Updated on July 25 at 10:08 p.m. Eastern
Senate Republicans have voted to begin debate on legislation to dismantle the Affordable Care Act, clearing a key procedural hurdle even as it remains unclear what—if any—legislation the party might ultimately pass.
The vote was as narrow as it gets: With two Republicans out of their slim majority of 52 opposing Majority Leader Mitch McConnell’s motion to proceed on Tuesday afternoon, Vice President Mike Pence broke a 50-50 tie to formally launch deliberations that had taken place almost entirely in private for two months. The vote was briefly delayed as Senate officials removed protesters shouting “Kill the Bill! Kill the Bill!” from the balcony of the chamber.

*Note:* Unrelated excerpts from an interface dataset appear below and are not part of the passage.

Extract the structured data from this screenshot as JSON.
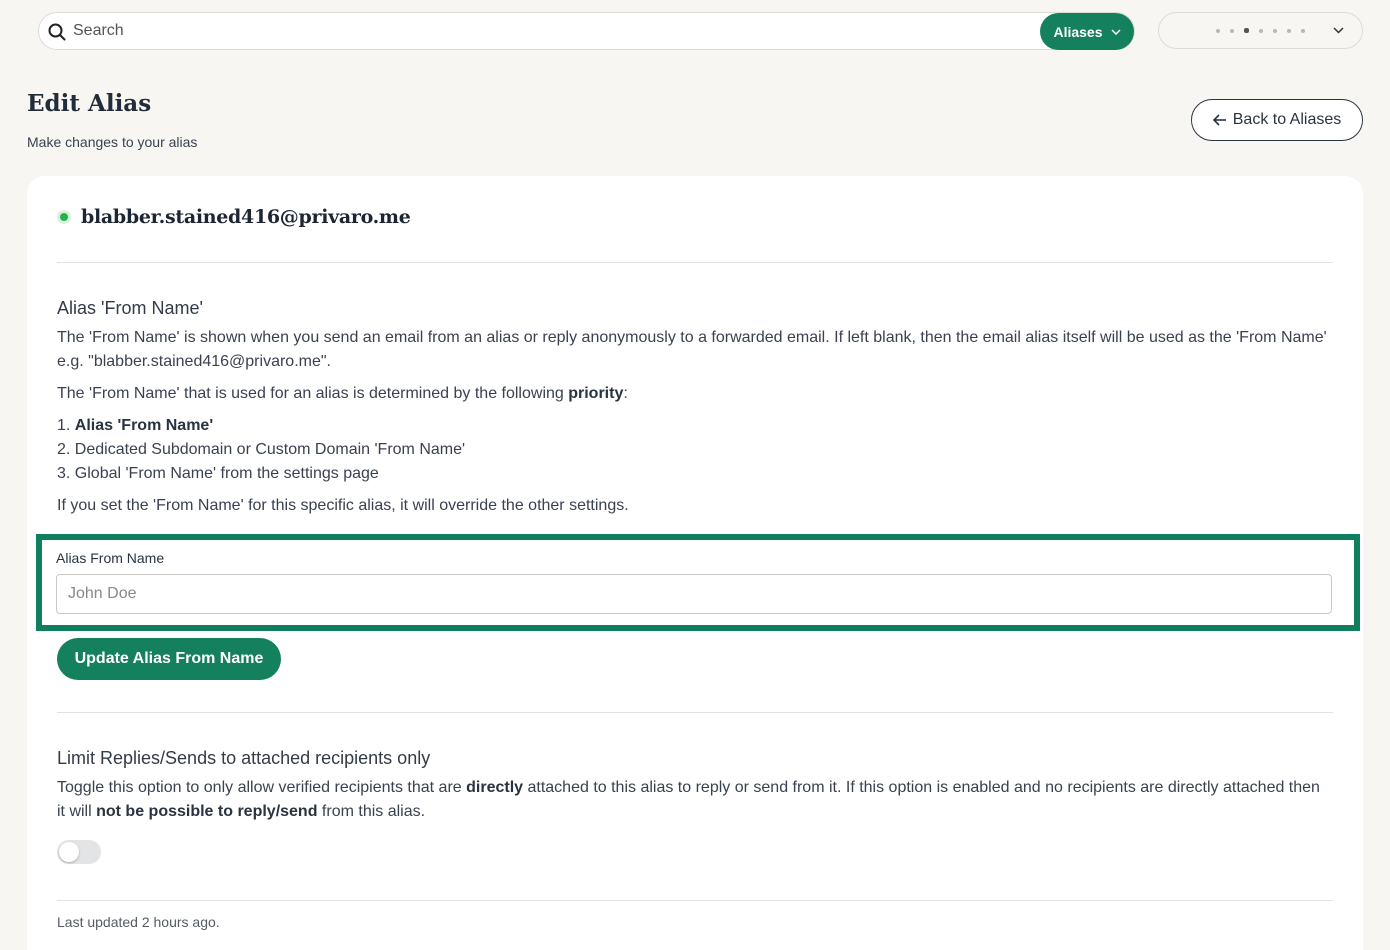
{
  "search": {
    "placeholder": "Search"
  },
  "scope_button": {
    "label": "Aliases"
  },
  "header": {
    "title": "Edit Alias",
    "subtitle": "Make changes to your alias",
    "back_label": "Back to Aliases"
  },
  "alias": {
    "email": "blabber.stained416@privaro.me",
    "status": "active"
  },
  "from_name_section": {
    "title": "Alias 'From Name'",
    "description_1": "The 'From Name' is shown when you send an email from an alias or reply anonymously to a forwarded email. If left blank, then the email alias itself will be used as the 'From Name' e.g. \"blabber.stained416@privaro.me\".",
    "priority_prefix": "The 'From Name' that is used for an alias is determined by the following ",
    "priority_bold": "priority",
    "priority_suffix": ":",
    "priority_list": [
      {
        "num": "1.",
        "text": "Alias 'From Name'"
      },
      {
        "num": "2.",
        "text": "Dedicated Subdomain or Custom Domain 'From Name'"
      },
      {
        "num": "3.",
        "text": "Global 'From Name' from the settings page"
      }
    ],
    "override_note": "If you set the 'From Name' for this specific alias, it will override the other settings.",
    "field_label": "Alias From Name",
    "field_placeholder": "John Doe",
    "field_value": "",
    "update_label": "Update Alias From Name"
  },
  "limit_section": {
    "title": "Limit Replies/Sends to attached recipients only",
    "desc_part1": "Toggle this option to only allow verified recipients that are ",
    "desc_bold1": "directly",
    "desc_part2": " attached to this alias to reply or send from it. If this option is enabled and no recipients are directly attached then it will ",
    "desc_bold2": "not be possible to reply/send",
    "desc_part3": " from this alias.",
    "toggle_enabled": false
  },
  "footer": {
    "last_updated": "Last updated 2 hours ago."
  },
  "colors": {
    "accent": "#14805e",
    "focus_outline": "#0f7f60",
    "status_active": "#27b24a"
  }
}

As recently as 24 hours before the vote, Senate aides were predicting it would fail, delivering yet another blow to the GOP’s hopes of at least partially repealing and replacing Obamacare after seven years of campaign promises. But the return of Senator John McCain of Arizona after a brain-cancer diagnosis and McConnell’s success in wooing his fellow Kentucky hardliner, Senator Rand Paul, gave the motion some late momentum. In a dramatic moment, McCain entered the chamber long after most Republicans had voted to cast a crucial vote to begin debate. But even with McCain’s support, McConnell still had to persuade Senator Ron Johnson of Wisconsin, who has criticized his handling of the issue, to vote with the party. After a lengthy one-on-one discussion with the majority leader, Johnson cast the 50th vote after McCain had entered the chamber to a round of bipartisan applause.